So, that’s covered the “what is …”, now what about the “why” question? There are obvious benefits for using it for field trips as it can integrate with Google Earth, so students can remember where they’ve been, take notes of the different elements of the field trip you set them, etc. You could create a location-based tour where you and the students check in to different venues you’ve mapped out, ahead of time, with a view to increase their awareness of where the library is, where the student services or counsellors can be found, etc.

I have yet to see a real purpose to using Foursquare in the classroom, as that is too limiting geographically, but for a wider application the Institution could use it to xxx – Harvard University have special badges you can acquire by checking into so many locations around campus and they “announced in January that it would become the first university to use Foursquare to help students explore its campus” (source Chronicle.com).

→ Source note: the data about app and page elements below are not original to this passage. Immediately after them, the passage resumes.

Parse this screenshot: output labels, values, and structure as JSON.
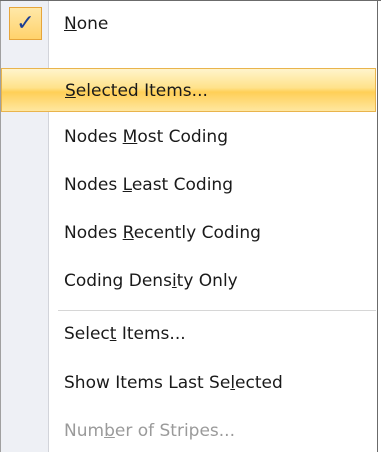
{
  "menu": {
    "check_glyph": "✓",
    "items": [
      {
        "label_pre": "",
        "accel": "N",
        "label_post": "one",
        "checked": true,
        "highlighted": false,
        "disabled": false
      },
      {
        "label_pre": "",
        "accel": "S",
        "label_post": "elected Items...",
        "checked": false,
        "highlighted": true,
        "disabled": false
      },
      {
        "label_pre": "Nodes ",
        "accel": "M",
        "label_post": "ost Coding",
        "checked": false,
        "highlighted": false,
        "disabled": false
      },
      {
        "label_pre": "Nodes ",
        "accel": "L",
        "label_post": "east Coding",
        "checked": false,
        "highlighted": false,
        "disabled": false
      },
      {
        "label_pre": "Nodes ",
        "accel": "R",
        "label_post": "ecently Coding",
        "checked": false,
        "highlighted": false,
        "disabled": false
      },
      {
        "label_pre": "Coding Dens",
        "accel": "i",
        "label_post": "ty Only",
        "checked": false,
        "highlighted": false,
        "disabled": false
      },
      {
        "label_pre": "Selec",
        "accel": "t",
        "label_post": " Items...",
        "checked": false,
        "highlighted": false,
        "disabled": false
      },
      {
        "label_pre": "Show Items Last Se",
        "accel": "l",
        "label_post": "ected",
        "checked": false,
        "highlighted": false,
        "disabled": false
      },
      {
        "label_pre": "Num",
        "accel": "b",
        "label_post": "er of Stripes...",
        "checked": false,
        "highlighted": false,
        "disabled": true
      }
    ]
  }
}
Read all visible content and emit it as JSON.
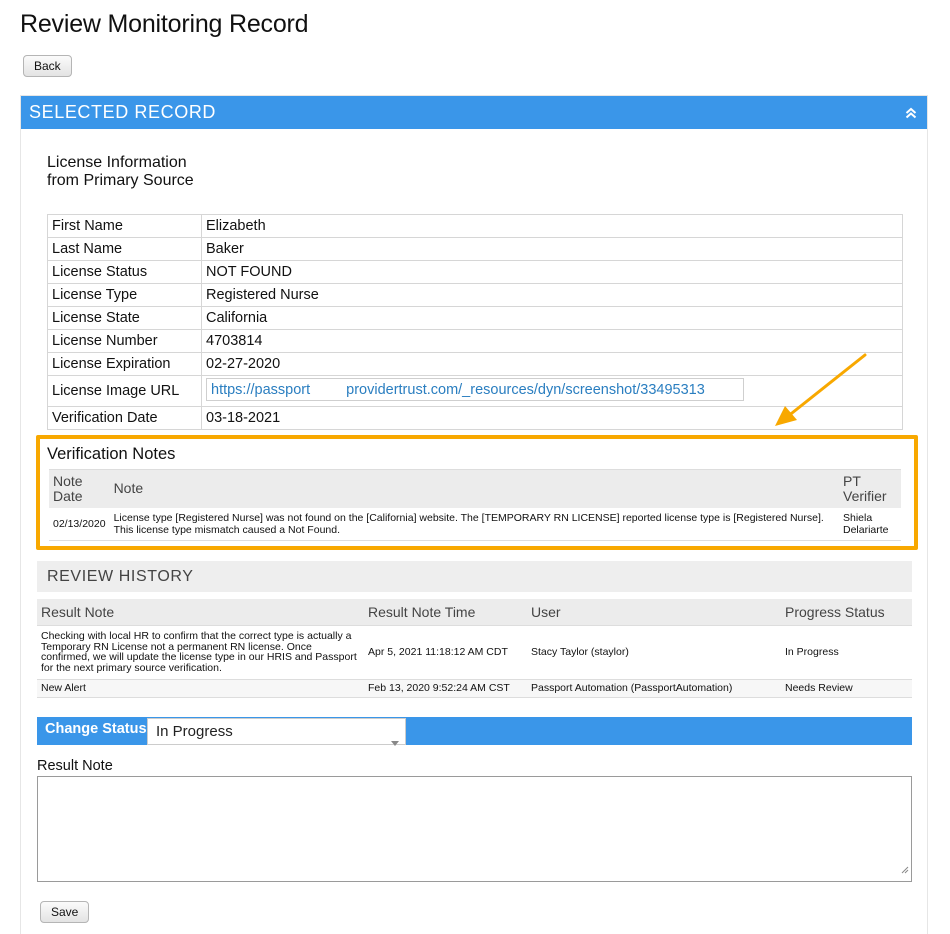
{
  "page": {
    "title": "Review Monitoring Record",
    "back_label": "Back"
  },
  "selected_record": {
    "header": "SELECTED RECORD",
    "collapse_icon": "chevron-double-up-icon",
    "license_heading": "License Information from Primary Source",
    "fields": [
      {
        "label": "First Name",
        "value": "Elizabeth"
      },
      {
        "label": "Last Name",
        "value": "Baker"
      },
      {
        "label": "License Status",
        "value": "NOT FOUND"
      },
      {
        "label": "License Type",
        "value": "Registered Nurse"
      },
      {
        "label": "License State",
        "value": "California"
      },
      {
        "label": "License Number",
        "value": "4703814"
      },
      {
        "label": "License Expiration",
        "value": "02-27-2020"
      },
      {
        "label": "License Image URL",
        "value_part1": "https://passport",
        "value_part2": "providertrust.com/_resources/dyn/screenshot/33495313"
      },
      {
        "label": "Verification Date",
        "value": "03-18-2021"
      }
    ]
  },
  "verification_notes": {
    "title": "Verification Notes",
    "columns": [
      "Note Date",
      "Note",
      "PT Verifier"
    ],
    "rows": [
      {
        "date": "02/13/2020",
        "note": "License type [Registered Nurse] was not found on the [California] website. The [TEMPORARY RN LICENSE] reported license type is [Registered Nurse]. This license type mismatch caused a Not Found.",
        "verifier": "Shiela Delariarte"
      }
    ]
  },
  "review_history": {
    "title": "REVIEW HISTORY",
    "columns": [
      "Result Note",
      "Result Note Time",
      "User",
      "Progress Status"
    ],
    "rows": [
      {
        "note": "Checking with local HR to confirm that the correct type is actually a Temporary RN License not a permanent RN license. Once confirmed, we will update the license type in our HRIS and Passport for the next primary source verification.",
        "time": "Apr 5, 2021 11:18:12 AM CDT",
        "user": "Stacy Taylor (staylor)",
        "status": "In Progress"
      },
      {
        "note": "New Alert",
        "time": "Feb 13, 2020 9:52:24 AM CST",
        "user": "Passport Automation (PassportAutomation)",
        "status": "Needs Review"
      }
    ]
  },
  "change_status": {
    "label": "Change Status",
    "selected": "In Progress"
  },
  "result_note": {
    "label": "Result Note",
    "value": ""
  },
  "save_label": "Save",
  "colors": {
    "accent_blue": "#3a96e9",
    "highlight_orange": "#f8a800",
    "link_blue": "#2a7ec0"
  }
}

Further examples of Foursquare and how it could be used in the classroom and education can be found on this link: 30+ Ways to Use Foursquare In Education. While it’s great to read other people’s blog posts on what they’re doing, or intend to do with the service, let’s not forget the owners of the system; here’s what they Foursquare saying on thir blog;

“Foursquare is making a concerted effort to lure more college students to the service this fall. At least 10 schools have launched branded pages in the past few weeks and foursquare has begun a search for campus representatives to help evangelize the service. Now they’ve launched a series of five college-themed badges that can be unlocked at select schools across the country.”
Foursquare: Celebrate Back to School season with five new foursquare badges

It seems Foursquare is going to be better for marketers and students to ‘play’ with than for teachers and educators to use effectively, although there are some good uses starting to come out of the woodwork. How the system develops will determine how well it ‘fits’ with the needs of geo-locating places and people, but I think it is something to watch for the future, after all one million users can’t all be wrong?

Are you using Foursquare, have you found a way to utilise it in your teaching, or are you (like me) tagging the world around you to see how many badges you can uncover? Please share your Foursquare experience by leaving a comment.